------ Source data

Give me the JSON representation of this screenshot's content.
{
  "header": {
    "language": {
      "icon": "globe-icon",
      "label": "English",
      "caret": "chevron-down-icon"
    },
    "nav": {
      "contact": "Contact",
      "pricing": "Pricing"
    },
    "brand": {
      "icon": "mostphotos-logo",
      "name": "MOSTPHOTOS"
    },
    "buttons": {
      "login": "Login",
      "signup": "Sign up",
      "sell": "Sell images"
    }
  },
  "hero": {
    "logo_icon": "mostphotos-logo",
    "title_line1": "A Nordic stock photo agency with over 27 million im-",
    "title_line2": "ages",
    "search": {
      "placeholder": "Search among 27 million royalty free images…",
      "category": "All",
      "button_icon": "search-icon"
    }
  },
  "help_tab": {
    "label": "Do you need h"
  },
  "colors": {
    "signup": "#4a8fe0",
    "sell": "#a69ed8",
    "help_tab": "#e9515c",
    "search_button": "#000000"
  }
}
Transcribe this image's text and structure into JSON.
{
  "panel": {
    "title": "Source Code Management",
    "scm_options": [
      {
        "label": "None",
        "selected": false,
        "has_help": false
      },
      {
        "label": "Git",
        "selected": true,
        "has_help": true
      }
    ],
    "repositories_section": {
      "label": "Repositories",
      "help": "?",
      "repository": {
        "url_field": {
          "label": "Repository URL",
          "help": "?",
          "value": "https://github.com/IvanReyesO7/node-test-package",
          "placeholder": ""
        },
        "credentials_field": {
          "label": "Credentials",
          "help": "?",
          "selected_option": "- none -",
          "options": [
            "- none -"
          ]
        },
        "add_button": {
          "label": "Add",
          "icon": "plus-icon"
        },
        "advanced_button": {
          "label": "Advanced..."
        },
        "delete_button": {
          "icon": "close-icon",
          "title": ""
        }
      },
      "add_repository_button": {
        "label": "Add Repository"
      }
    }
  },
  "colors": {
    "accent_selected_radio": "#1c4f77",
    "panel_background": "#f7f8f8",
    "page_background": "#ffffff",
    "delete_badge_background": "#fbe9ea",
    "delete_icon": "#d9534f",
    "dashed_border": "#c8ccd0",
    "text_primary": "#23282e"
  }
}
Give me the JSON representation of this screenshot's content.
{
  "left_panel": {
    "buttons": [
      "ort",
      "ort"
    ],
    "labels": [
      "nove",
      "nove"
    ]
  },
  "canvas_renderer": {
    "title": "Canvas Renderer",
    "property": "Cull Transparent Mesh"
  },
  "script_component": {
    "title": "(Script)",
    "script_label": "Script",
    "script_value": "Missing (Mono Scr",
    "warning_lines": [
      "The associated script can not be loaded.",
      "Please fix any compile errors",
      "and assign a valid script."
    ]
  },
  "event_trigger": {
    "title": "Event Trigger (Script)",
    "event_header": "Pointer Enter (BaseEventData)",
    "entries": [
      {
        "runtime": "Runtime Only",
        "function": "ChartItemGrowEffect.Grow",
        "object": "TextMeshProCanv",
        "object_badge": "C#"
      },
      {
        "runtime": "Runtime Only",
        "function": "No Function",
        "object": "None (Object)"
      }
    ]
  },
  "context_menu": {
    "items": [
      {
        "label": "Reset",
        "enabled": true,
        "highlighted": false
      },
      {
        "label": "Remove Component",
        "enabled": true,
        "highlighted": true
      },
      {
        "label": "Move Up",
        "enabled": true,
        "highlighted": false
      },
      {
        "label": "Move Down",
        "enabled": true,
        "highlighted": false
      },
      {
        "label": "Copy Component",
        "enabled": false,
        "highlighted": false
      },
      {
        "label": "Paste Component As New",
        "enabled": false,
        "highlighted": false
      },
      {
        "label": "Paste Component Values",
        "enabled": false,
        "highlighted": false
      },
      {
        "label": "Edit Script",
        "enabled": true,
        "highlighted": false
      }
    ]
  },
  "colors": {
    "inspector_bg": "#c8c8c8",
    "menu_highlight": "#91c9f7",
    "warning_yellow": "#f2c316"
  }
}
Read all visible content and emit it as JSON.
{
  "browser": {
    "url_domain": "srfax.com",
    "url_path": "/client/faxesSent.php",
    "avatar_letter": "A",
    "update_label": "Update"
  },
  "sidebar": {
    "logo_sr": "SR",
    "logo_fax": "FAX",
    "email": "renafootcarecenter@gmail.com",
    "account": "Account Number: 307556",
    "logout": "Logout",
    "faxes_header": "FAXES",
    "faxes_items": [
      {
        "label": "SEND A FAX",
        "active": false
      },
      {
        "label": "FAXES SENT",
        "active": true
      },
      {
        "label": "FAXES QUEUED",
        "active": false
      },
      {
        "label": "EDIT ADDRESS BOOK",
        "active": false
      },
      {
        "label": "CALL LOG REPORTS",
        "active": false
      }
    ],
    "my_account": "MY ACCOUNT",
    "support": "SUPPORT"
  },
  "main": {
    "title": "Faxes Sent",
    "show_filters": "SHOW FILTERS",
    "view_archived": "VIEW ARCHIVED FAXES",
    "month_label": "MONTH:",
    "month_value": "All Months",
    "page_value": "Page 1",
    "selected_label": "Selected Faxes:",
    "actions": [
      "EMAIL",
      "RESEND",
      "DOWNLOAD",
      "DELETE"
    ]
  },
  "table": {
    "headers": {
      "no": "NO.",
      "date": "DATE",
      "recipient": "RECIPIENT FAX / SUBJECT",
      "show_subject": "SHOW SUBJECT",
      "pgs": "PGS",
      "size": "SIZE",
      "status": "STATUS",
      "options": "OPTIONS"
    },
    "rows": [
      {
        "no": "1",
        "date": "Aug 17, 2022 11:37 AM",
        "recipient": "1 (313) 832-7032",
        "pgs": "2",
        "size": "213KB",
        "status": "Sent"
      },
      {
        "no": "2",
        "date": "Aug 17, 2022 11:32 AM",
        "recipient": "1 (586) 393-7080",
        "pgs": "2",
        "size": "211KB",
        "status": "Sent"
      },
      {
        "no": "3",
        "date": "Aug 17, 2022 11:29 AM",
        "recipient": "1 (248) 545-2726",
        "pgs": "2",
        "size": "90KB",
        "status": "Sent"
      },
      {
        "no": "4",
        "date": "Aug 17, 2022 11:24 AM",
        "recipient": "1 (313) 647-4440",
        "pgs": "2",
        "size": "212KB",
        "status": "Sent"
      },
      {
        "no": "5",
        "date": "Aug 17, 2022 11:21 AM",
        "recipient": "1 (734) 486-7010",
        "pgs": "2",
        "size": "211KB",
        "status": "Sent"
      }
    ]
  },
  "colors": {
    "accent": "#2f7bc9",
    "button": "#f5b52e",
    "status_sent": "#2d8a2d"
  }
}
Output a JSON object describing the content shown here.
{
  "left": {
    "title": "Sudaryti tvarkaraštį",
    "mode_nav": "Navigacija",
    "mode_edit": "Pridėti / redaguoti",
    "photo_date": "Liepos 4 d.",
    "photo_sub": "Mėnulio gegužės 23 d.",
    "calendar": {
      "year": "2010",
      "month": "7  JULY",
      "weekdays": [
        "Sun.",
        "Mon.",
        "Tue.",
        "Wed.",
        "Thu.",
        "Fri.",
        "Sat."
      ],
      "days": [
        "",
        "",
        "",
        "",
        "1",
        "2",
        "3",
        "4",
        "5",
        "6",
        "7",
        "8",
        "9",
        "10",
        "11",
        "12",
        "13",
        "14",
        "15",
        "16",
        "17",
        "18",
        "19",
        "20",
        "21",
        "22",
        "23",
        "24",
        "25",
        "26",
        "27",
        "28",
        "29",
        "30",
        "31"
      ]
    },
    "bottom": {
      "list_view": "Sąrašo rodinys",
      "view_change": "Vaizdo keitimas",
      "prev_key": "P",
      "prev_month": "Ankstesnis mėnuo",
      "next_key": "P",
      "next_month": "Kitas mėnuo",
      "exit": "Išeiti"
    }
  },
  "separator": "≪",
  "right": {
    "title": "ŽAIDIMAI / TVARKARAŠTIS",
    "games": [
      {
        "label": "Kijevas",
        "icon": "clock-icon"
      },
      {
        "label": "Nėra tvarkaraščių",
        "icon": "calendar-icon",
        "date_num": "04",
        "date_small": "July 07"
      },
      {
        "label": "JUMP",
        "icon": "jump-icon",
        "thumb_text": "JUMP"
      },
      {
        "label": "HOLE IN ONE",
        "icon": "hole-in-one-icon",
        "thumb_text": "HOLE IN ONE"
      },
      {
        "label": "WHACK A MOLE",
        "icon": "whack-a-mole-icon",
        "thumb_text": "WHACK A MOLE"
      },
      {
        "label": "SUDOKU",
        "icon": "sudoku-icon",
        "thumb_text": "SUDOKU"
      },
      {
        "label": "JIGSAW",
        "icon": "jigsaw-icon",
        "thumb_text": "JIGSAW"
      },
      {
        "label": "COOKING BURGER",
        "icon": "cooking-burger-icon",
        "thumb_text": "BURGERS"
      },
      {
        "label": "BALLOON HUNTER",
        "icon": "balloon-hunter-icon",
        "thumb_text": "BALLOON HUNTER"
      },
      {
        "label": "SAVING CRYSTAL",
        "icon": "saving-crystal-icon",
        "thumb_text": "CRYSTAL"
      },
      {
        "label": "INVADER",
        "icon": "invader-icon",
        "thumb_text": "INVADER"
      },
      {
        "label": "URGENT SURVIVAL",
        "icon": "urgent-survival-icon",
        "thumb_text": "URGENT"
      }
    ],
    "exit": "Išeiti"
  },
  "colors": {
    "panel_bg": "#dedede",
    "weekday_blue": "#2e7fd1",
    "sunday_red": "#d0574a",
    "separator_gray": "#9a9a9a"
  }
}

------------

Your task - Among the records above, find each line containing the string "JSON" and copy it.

Output below -
Give me the JSON representation of this screenshot's content.
Transcribe this image's text and structure into JSON.
Give me the JSON representation of this screenshot's content.
Read all visible content and emit it as JSON.
Output a JSON object describing the content shown here.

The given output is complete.